== Segment start ==
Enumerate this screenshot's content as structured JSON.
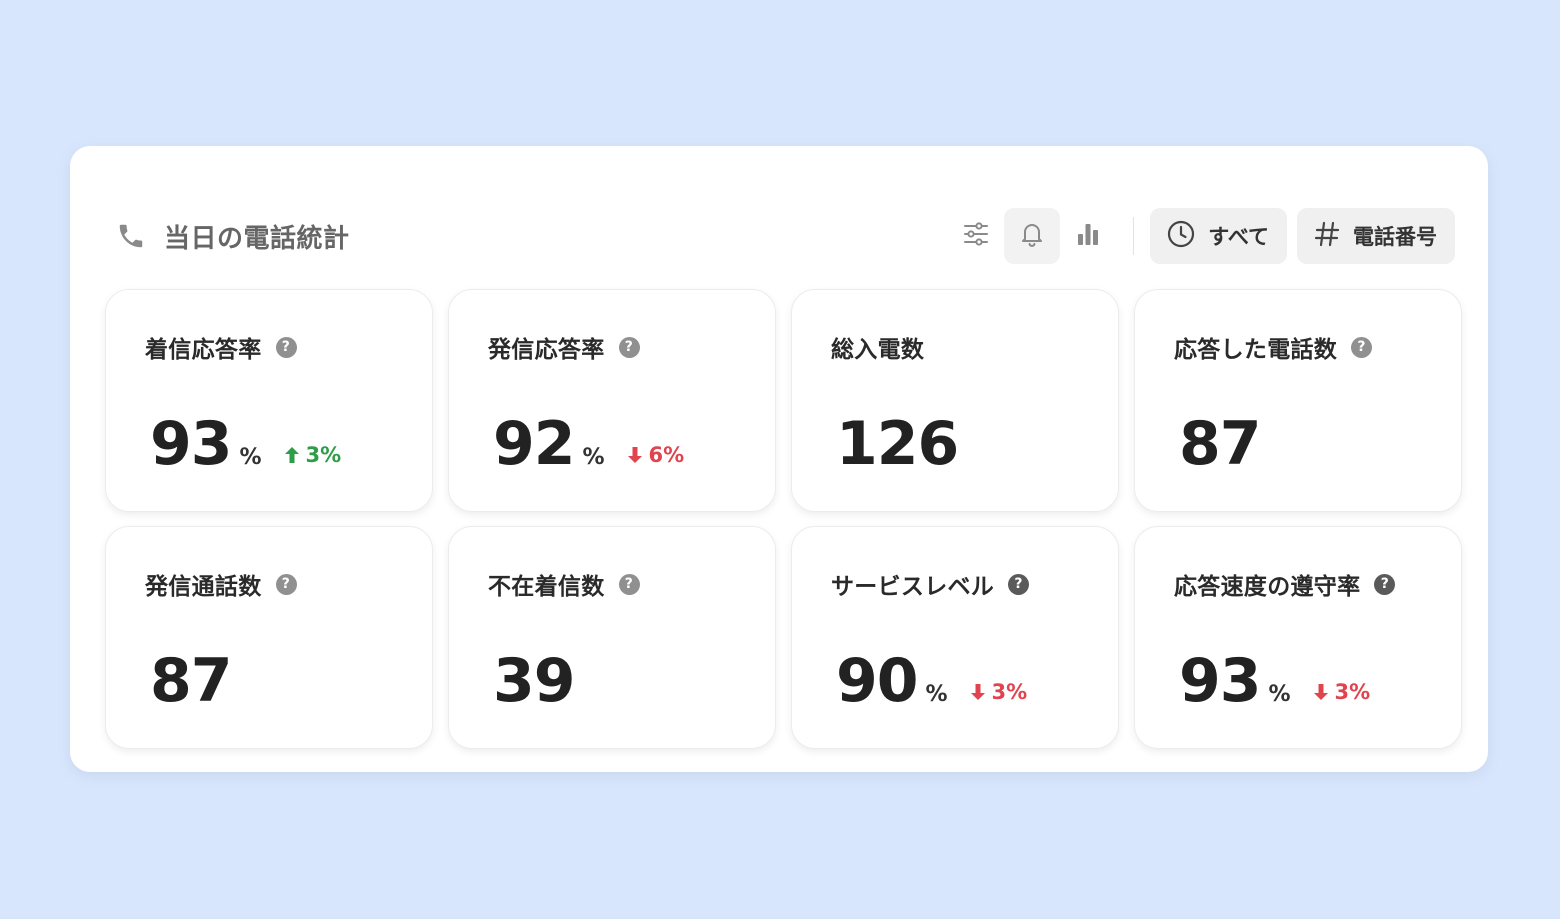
{
  "header": {
    "title": "当日の電話統計",
    "filter_all_label": "すべて",
    "phone_number_label": "電話番号"
  },
  "colors": {
    "background": "#d8e6fd",
    "up": "#2e9d49",
    "down": "#e0444f"
  },
  "cards": [
    {
      "label": "着信応答率",
      "value": "93",
      "unit": "%",
      "delta": "3%",
      "trend": "up",
      "help": "?"
    },
    {
      "label": "発信応答率",
      "value": "92",
      "unit": "%",
      "delta": "6%",
      "trend": "down",
      "help": "?"
    },
    {
      "label": "総入電数",
      "value": "126"
    },
    {
      "label": "応答した電話数",
      "value": "87",
      "help": "?"
    },
    {
      "label": "発信通話数",
      "value": "87",
      "help": "?"
    },
    {
      "label": "不在着信数",
      "value": "39",
      "help": "?"
    },
    {
      "label": "サービスレベル",
      "value": "90",
      "unit": "%",
      "delta": "3%",
      "trend": "down",
      "help": "?"
    },
    {
      "label": "応答速度の遵守率",
      "value": "93",
      "unit": "%",
      "delta": "3%",
      "trend": "down",
      "help": "?"
    }
  ]
}
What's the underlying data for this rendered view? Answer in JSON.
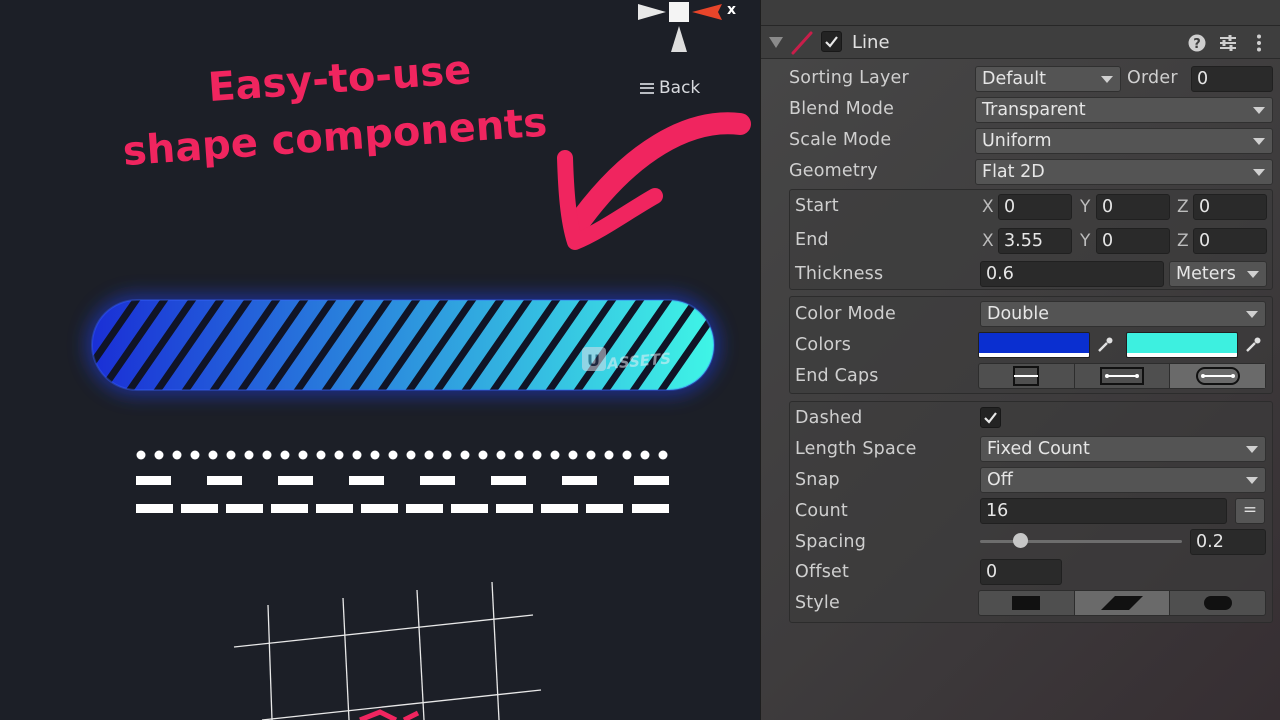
{
  "scene": {
    "headline_line1": "Easy-to-use",
    "headline_line2": "shape components",
    "back_label": "Back",
    "gizmo_axis_label": "x",
    "watermark": "ASSETS",
    "gradient_start": "#1a2fd6",
    "gradient_end": "#3ff5e6",
    "accent": "#f0255f"
  },
  "component": {
    "title": "Line",
    "enabled": true,
    "icons": [
      "help-icon",
      "preset-icon",
      "more-vertical-icon"
    ]
  },
  "fields": {
    "sorting_layer": {
      "label": "Sorting Layer",
      "value": "Default"
    },
    "order": {
      "label": "Order",
      "value": "0"
    },
    "blend_mode": {
      "label": "Blend Mode",
      "value": "Transparent"
    },
    "scale_mode": {
      "label": "Scale Mode",
      "value": "Uniform"
    },
    "geometry": {
      "label": "Geometry",
      "value": "Flat 2D"
    },
    "start": {
      "label": "Start",
      "x": "0",
      "y": "0",
      "z": "0"
    },
    "end": {
      "label": "End",
      "x": "3.55",
      "y": "0",
      "z": "0"
    },
    "thickness": {
      "label": "Thickness",
      "value": "0.6",
      "unit": "Meters"
    },
    "color_mode": {
      "label": "Color Mode",
      "value": "Double"
    },
    "colors": {
      "label": "Colors",
      "start_color": "#0a2fd0",
      "end_color": "#3df0e0"
    },
    "end_caps": {
      "label": "End Caps",
      "selected_index": 2
    },
    "dashed": {
      "label": "Dashed",
      "checked": true
    },
    "length_space": {
      "label": "Length Space",
      "value": "Fixed Count"
    },
    "snap": {
      "label": "Snap",
      "value": "Off"
    },
    "count": {
      "label": "Count",
      "value": "16",
      "equals": "="
    },
    "spacing": {
      "label": "Spacing",
      "value": "0.2",
      "slider_fraction": 0.2
    },
    "offset": {
      "label": "Offset",
      "value": "0"
    },
    "style": {
      "label": "Style",
      "selected_index": 1
    }
  },
  "axis_labels": {
    "x": "X",
    "y": "Y",
    "z": "Z"
  }
}
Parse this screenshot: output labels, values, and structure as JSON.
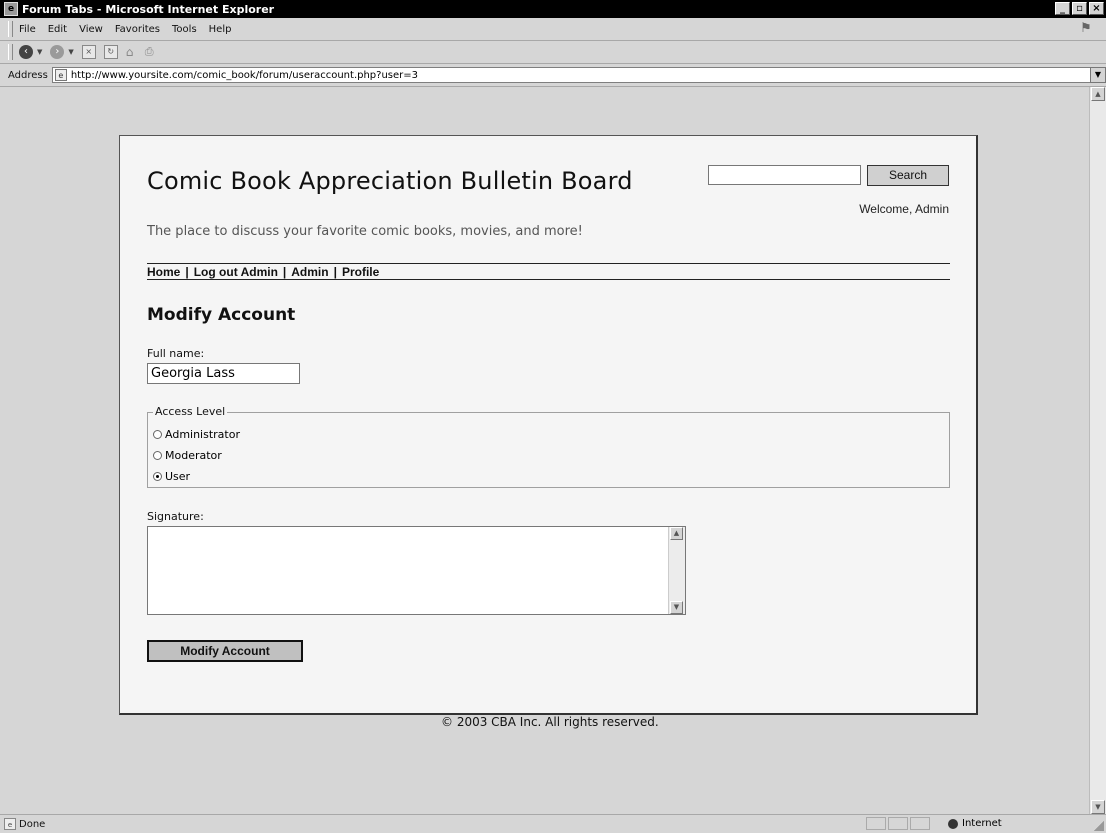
{
  "window": {
    "title": "Forum Tabs - Microsoft Internet Explorer"
  },
  "menu": [
    "File",
    "Edit",
    "View",
    "Favorites",
    "Tools",
    "Help"
  ],
  "address": {
    "label": "Address",
    "url": "http://www.yoursite.com/comic_book/forum/useraccount.php?user=3"
  },
  "site": {
    "title": "Comic Book Appreciation Bulletin Board",
    "tagline": "The place to discuss your favorite comic books, movies, and more!",
    "search_button": "Search",
    "search_value": "",
    "welcome": "Welcome, Admin"
  },
  "nav": [
    "Home",
    "Log out Admin",
    "Admin",
    "Profile"
  ],
  "form": {
    "heading": "Modify Account",
    "fullname_label": "Full name:",
    "fullname_value": "Georgia Lass",
    "access_legend": "Access Level",
    "access_options": [
      {
        "label": "Administrator",
        "checked": false
      },
      {
        "label": "Moderator",
        "checked": false
      },
      {
        "label": "User",
        "checked": true
      }
    ],
    "signature_label": "Signature:",
    "signature_value": "",
    "submit_label": "Modify Account"
  },
  "footer": "© 2003 CBA Inc. All rights reserved.",
  "status": {
    "text": "Done",
    "zone": "Internet"
  }
}
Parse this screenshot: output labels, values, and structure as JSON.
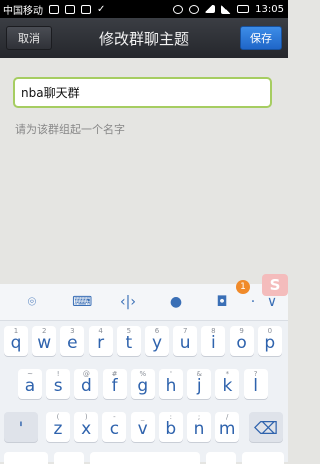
{
  "status_bar": {
    "carrier": "中国移动",
    "time": "13:05"
  },
  "header": {
    "cancel_label": "取消",
    "title": "修改群聊主题",
    "save_label": "保存"
  },
  "form": {
    "name_value": "nba聊天群",
    "hint": "请为该群组起一个名字"
  },
  "keyboard": {
    "toolbar_badge": "1",
    "toolbar_logo": "S",
    "toolbar_icons": [
      "attachment-icon",
      "keyboard-icon",
      "cursor-move-icon",
      "microphone-icon",
      "camera-icon",
      "more-dot-icon",
      "collapse-chevron-icon"
    ],
    "row1": [
      {
        "k": "q",
        "s": "1"
      },
      {
        "k": "w",
        "s": "2"
      },
      {
        "k": "e",
        "s": "3"
      },
      {
        "k": "r",
        "s": "4"
      },
      {
        "k": "t",
        "s": "5"
      },
      {
        "k": "y",
        "s": "6"
      },
      {
        "k": "u",
        "s": "7"
      },
      {
        "k": "i",
        "s": "8"
      },
      {
        "k": "o",
        "s": "9"
      },
      {
        "k": "p",
        "s": "0"
      }
    ],
    "row2": [
      {
        "k": "a",
        "s": "~"
      },
      {
        "k": "s",
        "s": "!"
      },
      {
        "k": "d",
        "s": "@"
      },
      {
        "k": "f",
        "s": "#"
      },
      {
        "k": "g",
        "s": "%"
      },
      {
        "k": "h",
        "s": "'"
      },
      {
        "k": "j",
        "s": "&"
      },
      {
        "k": "k",
        "s": "*"
      },
      {
        "k": "l",
        "s": "?"
      }
    ],
    "row3": [
      {
        "k": "z",
        "s": "("
      },
      {
        "k": "x",
        "s": ")"
      },
      {
        "k": "c",
        "s": "-"
      },
      {
        "k": "v",
        "s": "_"
      },
      {
        "k": "b",
        "s": ":"
      },
      {
        "k": "n",
        "s": ";"
      },
      {
        "k": "m",
        "s": "/"
      }
    ],
    "separator_key": "'",
    "backspace_icon": "backspace-icon"
  }
}
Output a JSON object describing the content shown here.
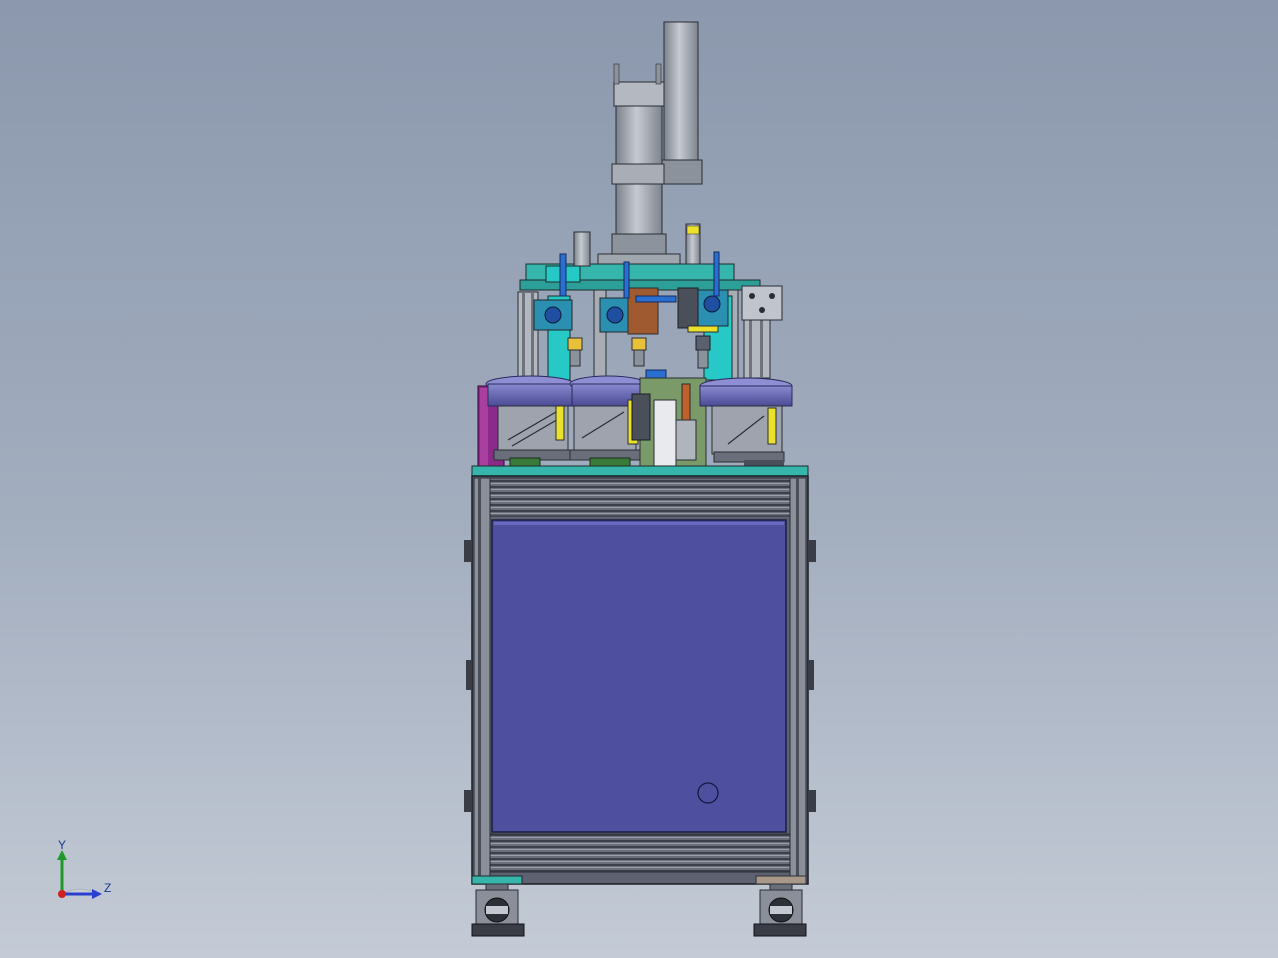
{
  "view": {
    "background_top": "#8b98ad",
    "background_bottom": "#c4cbd6"
  },
  "triad": {
    "y_label": "Y",
    "z_label": "Z",
    "x_color": "#d22020",
    "y_color": "#1f9a2a",
    "z_color": "#2a3fcf"
  },
  "colors": {
    "cabinet_door": "#4f4fa0",
    "frame": "#5e6270",
    "teal": "#36b5ad",
    "cyan": "#27c9c7",
    "feeder_bowl": "#6a6ab8",
    "magenta_box": "#8a2a8a",
    "cylinder": "#9aa0a8",
    "yellow_tag": "#e9e12a"
  }
}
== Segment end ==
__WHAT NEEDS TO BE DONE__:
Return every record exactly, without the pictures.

__RESPONSE TO THE TASK__:
Enumerate this screenshot's content as structured JSON.
{
  "header": {
    "title": "当日の電話統計",
    "filter_all_label": "すべて",
    "phone_number_label": "電話番号"
  },
  "colors": {
    "background": "#d8e6fd",
    "up": "#2e9d49",
    "down": "#e0444f"
  },
  "cards": [
    {
      "label": "着信応答率",
      "value": "93",
      "unit": "%",
      "delta": "3%",
      "trend": "up",
      "help": "?"
    },
    {
      "label": "発信応答率",
      "value": "92",
      "unit": "%",
      "delta": "6%",
      "trend": "down",
      "help": "?"
    },
    {
      "label": "総入電数",
      "value": "126"
    },
    {
      "label": "応答した電話数",
      "value": "87",
      "help": "?"
    },
    {
      "label": "発信通話数",
      "value": "87",
      "help": "?"
    },
    {
      "label": "不在着信数",
      "value": "39",
      "help": "?"
    },
    {
      "label": "サービスレベル",
      "value": "90",
      "unit": "%",
      "delta": "3%",
      "trend": "down",
      "help": "?"
    },
    {
      "label": "応答速度の遵守率",
      "value": "93",
      "unit": "%",
      "delta": "3%",
      "trend": "down",
      "help": "?"
    }
  ]
}
What's the underlying data for this rendered view? Answer in JSON.
{
  "scene": {
    "headline_line1": "Easy-to-use",
    "headline_line2": "shape components",
    "back_label": "Back",
    "gizmo_axis_label": "x",
    "watermark": "ASSETS",
    "gradient_start": "#1a2fd6",
    "gradient_end": "#3ff5e6",
    "accent": "#f0255f"
  },
  "component": {
    "title": "Line",
    "enabled": true,
    "icons": [
      "help-icon",
      "preset-icon",
      "more-vertical-icon"
    ]
  },
  "fields": {
    "sorting_layer": {
      "label": "Sorting Layer",
      "value": "Default"
    },
    "order": {
      "label": "Order",
      "value": "0"
    },
    "blend_mode": {
      "label": "Blend Mode",
      "value": "Transparent"
    },
    "scale_mode": {
      "label": "Scale Mode",
      "value": "Uniform"
    },
    "geometry": {
      "label": "Geometry",
      "value": "Flat 2D"
    },
    "start": {
      "label": "Start",
      "x": "0",
      "y": "0",
      "z": "0"
    },
    "end": {
      "label": "End",
      "x": "3.55",
      "y": "0",
      "z": "0"
    },
    "thickness": {
      "label": "Thickness",
      "value": "0.6",
      "unit": "Meters"
    },
    "color_mode": {
      "label": "Color Mode",
      "value": "Double"
    },
    "colors": {
      "label": "Colors",
      "start_color": "#0a2fd0",
      "end_color": "#3df0e0"
    },
    "end_caps": {
      "label": "End Caps",
      "selected_index": 2
    },
    "dashed": {
      "label": "Dashed",
      "checked": true
    },
    "length_space": {
      "label": "Length Space",
      "value": "Fixed Count"
    },
    "snap": {
      "label": "Snap",
      "value": "Off"
    },
    "count": {
      "label": "Count",
      "value": "16",
      "equals": "="
    },
    "spacing": {
      "label": "Spacing",
      "value": "0.2",
      "slider_fraction": 0.2
    },
    "offset": {
      "label": "Offset",
      "value": "0"
    },
    "style": {
      "label": "Style",
      "selected_index": 1
    }
  },
  "axis_labels": {
    "x": "X",
    "y": "Y",
    "z": "Z"
  }
}
Parse this screenshot: output labels, values, and structure as JSON.
{
  "window": {
    "title": "Forum Tabs - Microsoft Internet Explorer"
  },
  "menu": [
    "File",
    "Edit",
    "View",
    "Favorites",
    "Tools",
    "Help"
  ],
  "address": {
    "label": "Address",
    "url": "http://www.yoursite.com/comic_book/forum/useraccount.php?user=3"
  },
  "site": {
    "title": "Comic Book Appreciation Bulletin Board",
    "tagline": "The place to discuss your favorite comic books, movies, and more!",
    "search_button": "Search",
    "search_value": "",
    "welcome": "Welcome, Admin"
  },
  "nav": [
    "Home",
    "Log out Admin",
    "Admin",
    "Profile"
  ],
  "form": {
    "heading": "Modify Account",
    "fullname_label": "Full name:",
    "fullname_value": "Georgia Lass",
    "access_legend": "Access Level",
    "access_options": [
      {
        "label": "Administrator",
        "checked": false
      },
      {
        "label": "Moderator",
        "checked": false
      },
      {
        "label": "User",
        "checked": true
      }
    ],
    "signature_label": "Signature:",
    "signature_value": "",
    "submit_label": "Modify Account"
  },
  "footer": "© 2003 CBA Inc. All rights reserved.",
  "status": {
    "text": "Done",
    "zone": "Internet"
  }
}
Parse this screenshot: output labels, values, and structure as JSON.
{
  "status_bar": {
    "carrier": "中国移动",
    "time": "13:05"
  },
  "header": {
    "cancel_label": "取消",
    "title": "修改群聊主题",
    "save_label": "保存"
  },
  "form": {
    "name_value": "nba聊天群",
    "hint": "请为该群组起一个名字"
  },
  "keyboard": {
    "toolbar_badge": "1",
    "toolbar_logo": "S",
    "toolbar_icons": [
      "attachment-icon",
      "keyboard-icon",
      "cursor-move-icon",
      "microphone-icon",
      "camera-icon",
      "more-dot-icon",
      "collapse-chevron-icon"
    ],
    "row1": [
      {
        "k": "q",
        "s": "1"
      },
      {
        "k": "w",
        "s": "2"
      },
      {
        "k": "e",
        "s": "3"
      },
      {
        "k": "r",
        "s": "4"
      },
      {
        "k": "t",
        "s": "5"
      },
      {
        "k": "y",
        "s": "6"
      },
      {
        "k": "u",
        "s": "7"
      },
      {
        "k": "i",
        "s": "8"
      },
      {
        "k": "o",
        "s": "9"
      },
      {
        "k": "p",
        "s": "0"
      }
    ],
    "row2": [
      {
        "k": "a",
        "s": "~"
      },
      {
        "k": "s",
        "s": "!"
      },
      {
        "k": "d",
        "s": "@"
      },
      {
        "k": "f",
        "s": "#"
      },
      {
        "k": "g",
        "s": "%"
      },
      {
        "k": "h",
        "s": "'"
      },
      {
        "k": "j",
        "s": "&"
      },
      {
        "k": "k",
        "s": "*"
      },
      {
        "k": "l",
        "s": "?"
      }
    ],
    "row3": [
      {
        "k": "z",
        "s": "("
      },
      {
        "k": "x",
        "s": ")"
      },
      {
        "k": "c",
        "s": "-"
      },
      {
        "k": "v",
        "s": "_"
      },
      {
        "k": "b",
        "s": ":"
      },
      {
        "k": "n",
        "s": ";"
      },
      {
        "k": "m",
        "s": "/"
      }
    ],
    "separator_key": "'",
    "backspace_icon": "backspace-icon"
  }
}
Output a JSON object describing the content shown here.
{
  "view": {
    "background_top": "#8b98ad",
    "background_bottom": "#c4cbd6"
  },
  "triad": {
    "y_label": "Y",
    "z_label": "Z",
    "x_color": "#d22020",
    "y_color": "#1f9a2a",
    "z_color": "#2a3fcf"
  },
  "colors": {
    "cabinet_door": "#4f4fa0",
    "frame": "#5e6270",
    "teal": "#36b5ad",
    "cyan": "#27c9c7",
    "feeder_bowl": "#6a6ab8",
    "magenta_box": "#8a2a8a",
    "cylinder": "#9aa0a8",
    "yellow_tag": "#e9e12a"
  }
}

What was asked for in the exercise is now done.